The U.S. Senate Committee on Finance held an open executive session Tuesday morning to consider amendments to an original bill to extend certain expired tax provisions, which includes three critical extensions for the housing industry.

The description of the chairman’s modification to the chairman’s mark of a bill to extend certain expired tax provisions (found here) proposes the following:

Improve mortgage interest deduction spending

Present law:

Any person who, in the course of a trade or business during a calendar year, received from an individual $600 or more of interest during a calendar year on an obligation secured by real property (such as mortgage interest) must file an information return with the IRS and must furnish a copy of that return to the payor.14 The information return generally must include the name, address, and taxpayer identification number of the individual from whom the interest was received, and the amount of the interest and points received for the calendar year.

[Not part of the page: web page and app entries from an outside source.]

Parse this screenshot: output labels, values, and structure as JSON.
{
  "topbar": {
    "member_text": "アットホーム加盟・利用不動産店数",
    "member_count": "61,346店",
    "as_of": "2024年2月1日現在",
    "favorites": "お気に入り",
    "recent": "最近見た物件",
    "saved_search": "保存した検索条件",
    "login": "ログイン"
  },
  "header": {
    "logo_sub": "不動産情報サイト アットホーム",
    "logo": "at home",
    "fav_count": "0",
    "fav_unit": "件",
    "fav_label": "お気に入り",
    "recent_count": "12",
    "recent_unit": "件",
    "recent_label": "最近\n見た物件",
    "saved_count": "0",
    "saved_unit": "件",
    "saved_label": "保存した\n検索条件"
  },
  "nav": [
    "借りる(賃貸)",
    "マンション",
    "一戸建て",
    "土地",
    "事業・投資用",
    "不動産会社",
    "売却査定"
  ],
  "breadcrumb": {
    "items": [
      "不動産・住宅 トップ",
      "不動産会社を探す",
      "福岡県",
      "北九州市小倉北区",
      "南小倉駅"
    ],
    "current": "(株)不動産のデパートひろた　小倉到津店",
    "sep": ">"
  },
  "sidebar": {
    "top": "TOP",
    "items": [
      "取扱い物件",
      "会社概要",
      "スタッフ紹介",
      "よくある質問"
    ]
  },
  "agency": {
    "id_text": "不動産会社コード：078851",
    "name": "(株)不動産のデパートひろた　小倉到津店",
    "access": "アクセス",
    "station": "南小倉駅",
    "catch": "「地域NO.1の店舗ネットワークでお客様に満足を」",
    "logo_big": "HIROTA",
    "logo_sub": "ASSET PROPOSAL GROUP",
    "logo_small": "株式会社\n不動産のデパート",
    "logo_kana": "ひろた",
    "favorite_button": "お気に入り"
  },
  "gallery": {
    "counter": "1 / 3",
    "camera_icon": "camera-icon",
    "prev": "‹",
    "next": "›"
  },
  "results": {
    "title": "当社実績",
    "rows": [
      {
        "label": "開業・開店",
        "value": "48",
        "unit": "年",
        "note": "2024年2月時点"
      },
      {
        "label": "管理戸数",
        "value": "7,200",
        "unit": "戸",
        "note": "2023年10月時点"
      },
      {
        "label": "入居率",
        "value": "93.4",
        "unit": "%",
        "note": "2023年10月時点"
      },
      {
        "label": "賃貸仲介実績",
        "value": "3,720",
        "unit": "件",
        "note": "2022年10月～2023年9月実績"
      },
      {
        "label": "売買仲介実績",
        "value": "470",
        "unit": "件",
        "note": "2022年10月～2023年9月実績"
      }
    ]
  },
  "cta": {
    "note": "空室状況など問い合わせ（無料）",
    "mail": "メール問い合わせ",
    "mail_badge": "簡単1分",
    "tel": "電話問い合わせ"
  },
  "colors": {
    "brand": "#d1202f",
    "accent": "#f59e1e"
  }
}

Description of proposal:

Under the proposal, the following additional information is required to be included in information returns filed with the IRS and statements furnished to the payor with respect to a debt secured by real property: (i) the amount of outstanding principal on the mortgage as of the beginning of the calendar year, (ii) the address of the property securing the mortgage, and (iii) the loan origination date.

The proposal also included a modification of extension of temporary minimum low-income housing tax credit rate for non-Federally subsidized buildings.

The chairman’s modification establishes a 4-percent minimum credit rate for acquisition of existing housing that is not federally subsidized. Any existing housing that is also financed with tax-exempt bonds is considered federally subsidized for this purpose and therefore is not eligible for the 4-percent minimum credit rate. This minimum credit rate only applies to the acquisition of existing buildings that receive housing credit dollar allocations, which are subject to caps from state housing credit agencies. The 4-percent minimum credit rate applies to buildings placed in service after the date of enactment with respect to which credit allocations are made before January 1, 2017.

In a letter to Chairman Orrin Hatch, (R-Utah) and Ranking Member Ron Wyden, (D-Or.), the Mortgage Bankers Association outlined its support for the three tax provisions.

1. Mortgage debt forgiveness

The first provision ensures that any mortgage debt that is forgiven by a lender will continue to be excluded from personal income. This prevents underwater homeowners from being taxed if their lender reduces principal or their home is subject to a so-called “short sale.” If Congress fails to act again, struggling homeowners who accept short sales and/or a loan modification offer will be faced with a substantial tax assessment. The prior law, if reinstated, would aid many loss mitigation efforts more successful and provide borrowers with the certainty that they will not be faced with a large, unexpected tax bill.

2. Tax deduction

Second, we believe that Congress should extend the tax deduction for mortgage insurance premiums paid by homeowners. For a $200,000 home, a homeowner will be able to deduct between $600 and $1,000 from their taxes. Reinstituting this deduction will greatly benefit the large number of homeowners, particularly first time home buyers, who cannot afford a 20% or greater down payment and who use mortgage insurance in order to purchase a home.

3. Low income housing tax credit

Finally, maintaining the minimum credit rate for affordable housing projects financed with the Low Income Housing Tax Credit will ensure continued production of affordable housing. Without such action, it will likely make it more difficult for affordable housing projects to secure necessary financing and could cause a slowdown in production of future projects.